Special Master’s July 31 Report & Recommendation

On April 10, 2019, Judge Donato referred the current dispute to Special Master Jeffrey Bleich. On July 31, 2019, the Special Master issued a Report and Recommendation (R&R, 17-md-2801, ECF No. 821) finding that the release language in DPPs’ previous settlement agreements at issue was broad enough to cover the objecting class members’ claims based on capacitors first sold by the defendants outside the U.S. to the objecting class members’ foreign agents and incorporated into finished products shipped to the objecting class members in the U.S. and that such claims were legally viable and eligible for compensation, even if “iffy and attenuated.” The Special Master also said that DPPs ought to have the discretion to evaluate the strength of the objectors’ legal claims based on that commerce when DPPs determine how the settlement funds are to be allocated.

In that regard, the Special Master concluded that, in order to recover from the settlements for the incorporated capacitor commerce, the objecting class members would still need to make a satisfactory evidentiary showing to the DPPs that they would have a reasonable chance of prevailing on such claims.
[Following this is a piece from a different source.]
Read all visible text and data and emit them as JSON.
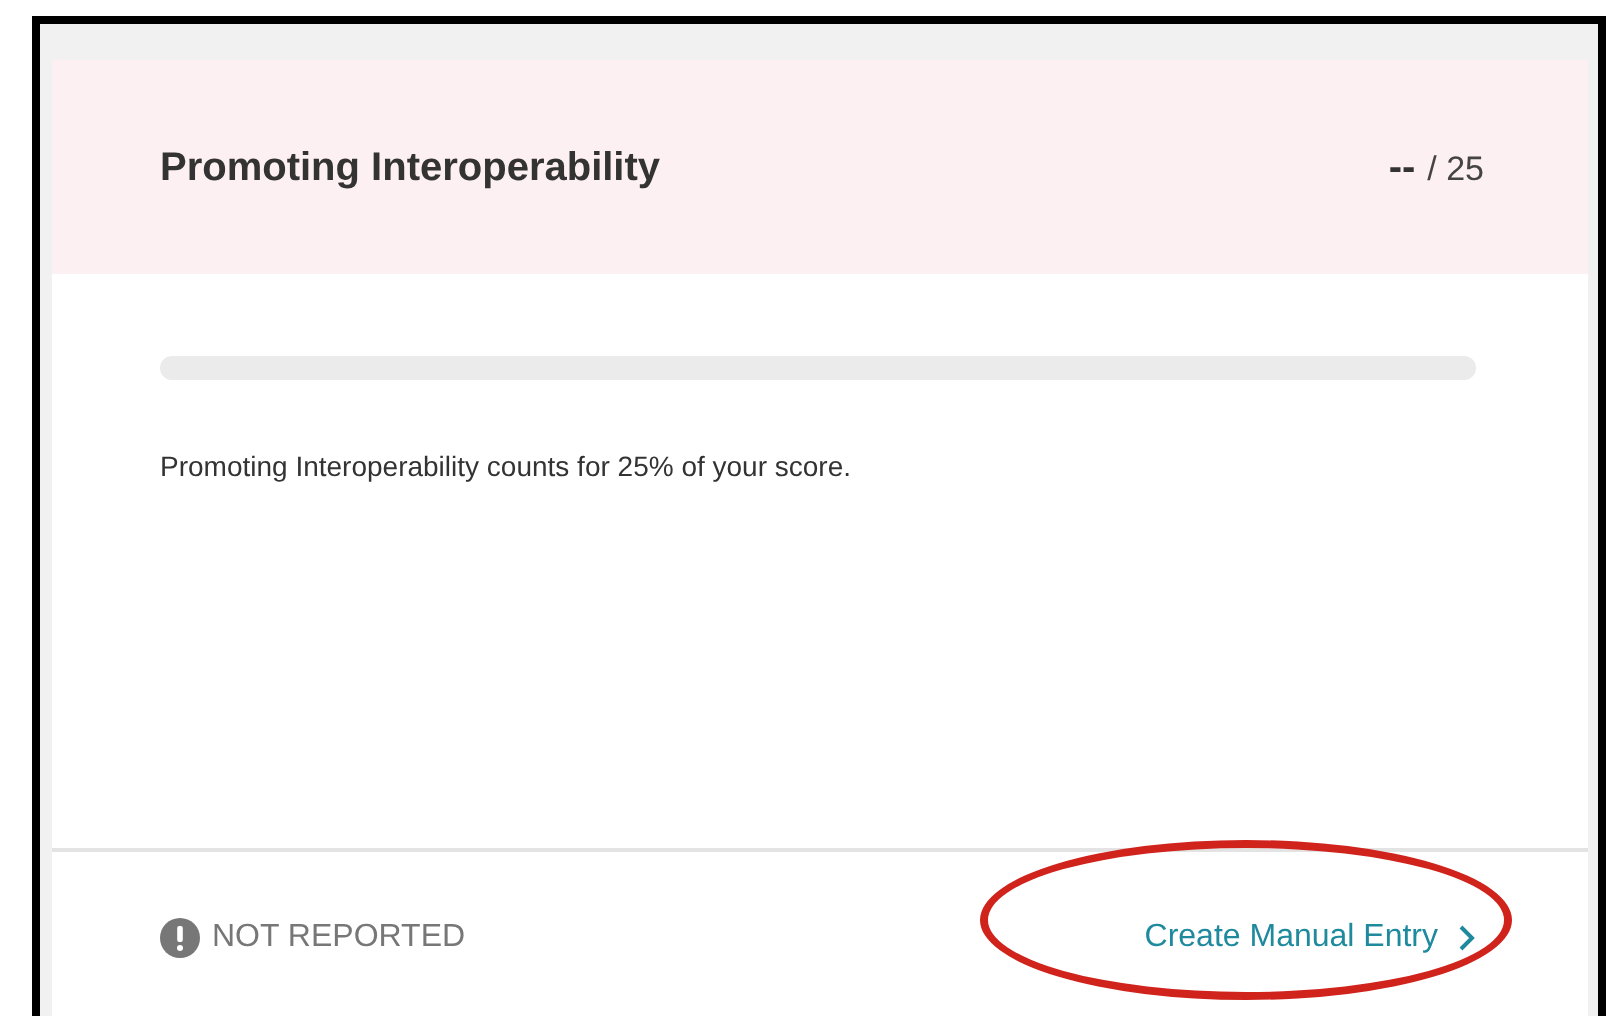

In particular, they would need to produce evidence establishing that it was reasonably foreseeable to the defendants that the capacitors that they sold at artificially inflated prices would be shipped to the objecting class members in the U.S. in the finished products at issue, and have an effect on U.S. commerce—an “evidentiary challenge” that the Special Master deemed “not insignificant.”

In doing so, the Special Master rejected the objecting class members’ argument that the defendants’ knowledge and intent is not relevant to the FTAIA. The Special Master noted that Flextronics “presented evidence that defendants sold capacitors to Flex Affiliates knowing that the capacitors would be incorporated into goods that were intended to be (and were) shipped to the U.S.” “Accordingly, there is a mens rea requirement under the FTAIA in that, at the very least, it must be reasonably foreseeable to a defendant its sale of goods at artificially inflated prices will be shipped to the United States where it will have an effect on U.S. commerce.”
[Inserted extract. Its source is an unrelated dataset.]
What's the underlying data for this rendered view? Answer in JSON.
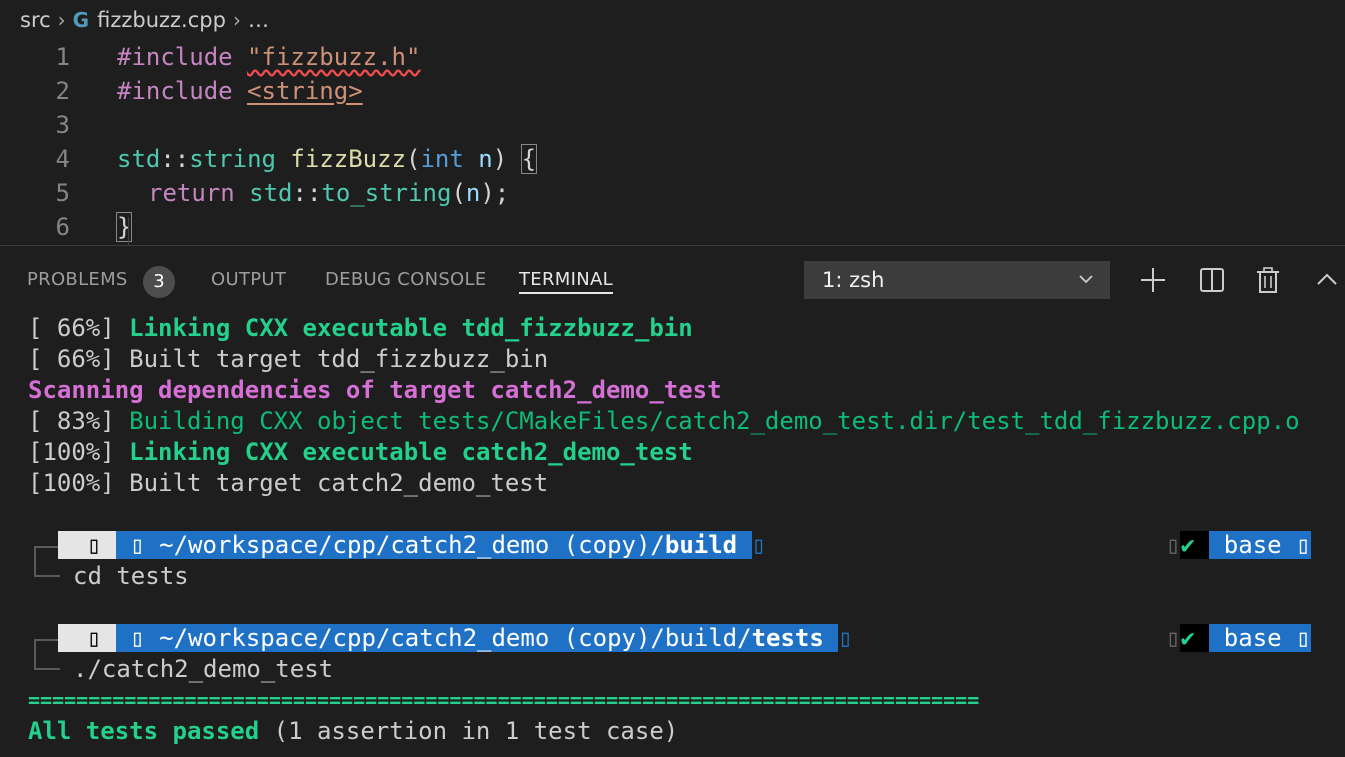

The objecting class members took issue with the Special Master’s interpretation of the FTAIA, and with the authority given to DPPs to allocate the settlement funds. The objectors argued that their purchases of incorporated capacitors are import commerce and “thus are not subject to the FTAIA’s requirement that defendants reasonably foresaw an effect on the United States.” The objecting class members claim that the Special Master did not consider this situation because he only addressed their evidentiary burden “if Objecting Members were to pursue claims under a domestic effects theory.” DPPs filed a response to this, arguing that Judge Donato should adopt the Special Master’s recommendation in full, including the Special Master’s conclusion that the objecting class members are required to submit evidence to DPPs to substantiate its claims based on the foreign commerce.

Special Master’s November 1 Report & Recommendation

Judge Donato asked the Special Master to submit a supplemental report, which he did on November 1, 2019. In the second report (17-md-2801, ECF No. 2473), the Special Master upheld his original recommendations and clarified that his “decision to recommend compensation for incorporated capacitor claims was not based on a finding” that the commerce at issues constituted import commerce or non-import commerce with domestic effects under the FTAIA. He only found that “a Sherman Act claim and/or an alternative FTAIA claim is sufficiently viable to justify compensation” and that the value of such a claim will be “subject to litigation risk which may or may not be higher than claims based on raw capacitor purchases.”

We will now have to wait and see what approach the District Court takes in this interesting spin-off to the main litigation, which may provide a clear approach for how to apply the FTAIA to incorporated product claims.